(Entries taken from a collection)

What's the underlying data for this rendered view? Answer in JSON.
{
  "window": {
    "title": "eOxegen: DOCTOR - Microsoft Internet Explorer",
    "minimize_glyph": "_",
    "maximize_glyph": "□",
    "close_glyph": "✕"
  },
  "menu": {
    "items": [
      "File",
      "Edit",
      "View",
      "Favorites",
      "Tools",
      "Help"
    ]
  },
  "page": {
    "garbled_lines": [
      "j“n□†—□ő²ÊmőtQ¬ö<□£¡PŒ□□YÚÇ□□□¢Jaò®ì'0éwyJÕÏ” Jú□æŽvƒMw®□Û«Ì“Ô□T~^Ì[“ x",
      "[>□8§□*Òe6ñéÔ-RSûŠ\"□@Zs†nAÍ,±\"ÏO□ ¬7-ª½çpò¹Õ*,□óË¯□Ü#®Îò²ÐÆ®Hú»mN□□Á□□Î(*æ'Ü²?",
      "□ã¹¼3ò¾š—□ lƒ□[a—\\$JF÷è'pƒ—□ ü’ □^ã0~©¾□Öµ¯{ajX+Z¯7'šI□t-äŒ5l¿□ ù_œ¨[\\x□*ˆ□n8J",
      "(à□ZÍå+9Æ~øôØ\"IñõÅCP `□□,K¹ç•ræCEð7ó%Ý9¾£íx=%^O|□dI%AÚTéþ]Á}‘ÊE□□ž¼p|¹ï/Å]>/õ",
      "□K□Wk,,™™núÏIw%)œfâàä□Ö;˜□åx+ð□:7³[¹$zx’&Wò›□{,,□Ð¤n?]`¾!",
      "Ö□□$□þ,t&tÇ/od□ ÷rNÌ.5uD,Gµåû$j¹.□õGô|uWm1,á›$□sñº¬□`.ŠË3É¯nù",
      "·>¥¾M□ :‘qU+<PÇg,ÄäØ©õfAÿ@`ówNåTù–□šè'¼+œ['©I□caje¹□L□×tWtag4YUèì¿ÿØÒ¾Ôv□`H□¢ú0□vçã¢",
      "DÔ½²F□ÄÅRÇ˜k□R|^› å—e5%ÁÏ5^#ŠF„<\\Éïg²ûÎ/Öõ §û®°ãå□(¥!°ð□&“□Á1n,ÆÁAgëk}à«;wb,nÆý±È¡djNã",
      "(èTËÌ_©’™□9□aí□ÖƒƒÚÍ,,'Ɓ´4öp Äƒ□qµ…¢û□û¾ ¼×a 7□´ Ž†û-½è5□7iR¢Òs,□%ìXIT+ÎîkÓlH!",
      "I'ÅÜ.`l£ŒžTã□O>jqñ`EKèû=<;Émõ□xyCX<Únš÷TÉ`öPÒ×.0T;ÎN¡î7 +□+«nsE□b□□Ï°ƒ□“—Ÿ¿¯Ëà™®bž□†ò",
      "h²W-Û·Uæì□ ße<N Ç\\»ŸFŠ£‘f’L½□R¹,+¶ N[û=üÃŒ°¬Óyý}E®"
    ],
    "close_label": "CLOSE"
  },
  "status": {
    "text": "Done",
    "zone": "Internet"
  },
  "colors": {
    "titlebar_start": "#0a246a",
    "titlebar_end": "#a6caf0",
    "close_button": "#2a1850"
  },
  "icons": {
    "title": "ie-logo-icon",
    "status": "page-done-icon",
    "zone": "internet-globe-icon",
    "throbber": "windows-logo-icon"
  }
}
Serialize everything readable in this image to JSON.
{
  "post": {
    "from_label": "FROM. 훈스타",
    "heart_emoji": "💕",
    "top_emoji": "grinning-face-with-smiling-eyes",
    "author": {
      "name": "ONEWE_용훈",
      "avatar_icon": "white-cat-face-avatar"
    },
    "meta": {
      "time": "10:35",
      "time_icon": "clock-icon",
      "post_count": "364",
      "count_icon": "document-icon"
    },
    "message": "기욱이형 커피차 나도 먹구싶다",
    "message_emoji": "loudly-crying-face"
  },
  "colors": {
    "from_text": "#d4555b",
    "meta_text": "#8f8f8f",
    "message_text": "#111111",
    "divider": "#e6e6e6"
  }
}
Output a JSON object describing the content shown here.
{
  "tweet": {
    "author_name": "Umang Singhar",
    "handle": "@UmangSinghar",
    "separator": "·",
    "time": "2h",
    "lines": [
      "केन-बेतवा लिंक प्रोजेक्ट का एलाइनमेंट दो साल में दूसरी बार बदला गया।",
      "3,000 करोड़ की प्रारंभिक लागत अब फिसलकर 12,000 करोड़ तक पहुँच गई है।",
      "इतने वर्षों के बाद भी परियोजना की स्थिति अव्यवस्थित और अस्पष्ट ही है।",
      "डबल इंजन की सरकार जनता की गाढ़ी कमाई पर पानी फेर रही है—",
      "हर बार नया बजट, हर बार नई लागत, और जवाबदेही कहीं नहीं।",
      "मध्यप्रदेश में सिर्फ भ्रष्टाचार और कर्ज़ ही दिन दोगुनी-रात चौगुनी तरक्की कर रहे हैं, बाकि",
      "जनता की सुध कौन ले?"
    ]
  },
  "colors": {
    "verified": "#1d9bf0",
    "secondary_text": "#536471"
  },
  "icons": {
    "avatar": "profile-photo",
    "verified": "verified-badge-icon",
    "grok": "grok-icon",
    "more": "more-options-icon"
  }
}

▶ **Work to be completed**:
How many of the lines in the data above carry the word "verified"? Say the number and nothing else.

▶ **Response to the task**:
2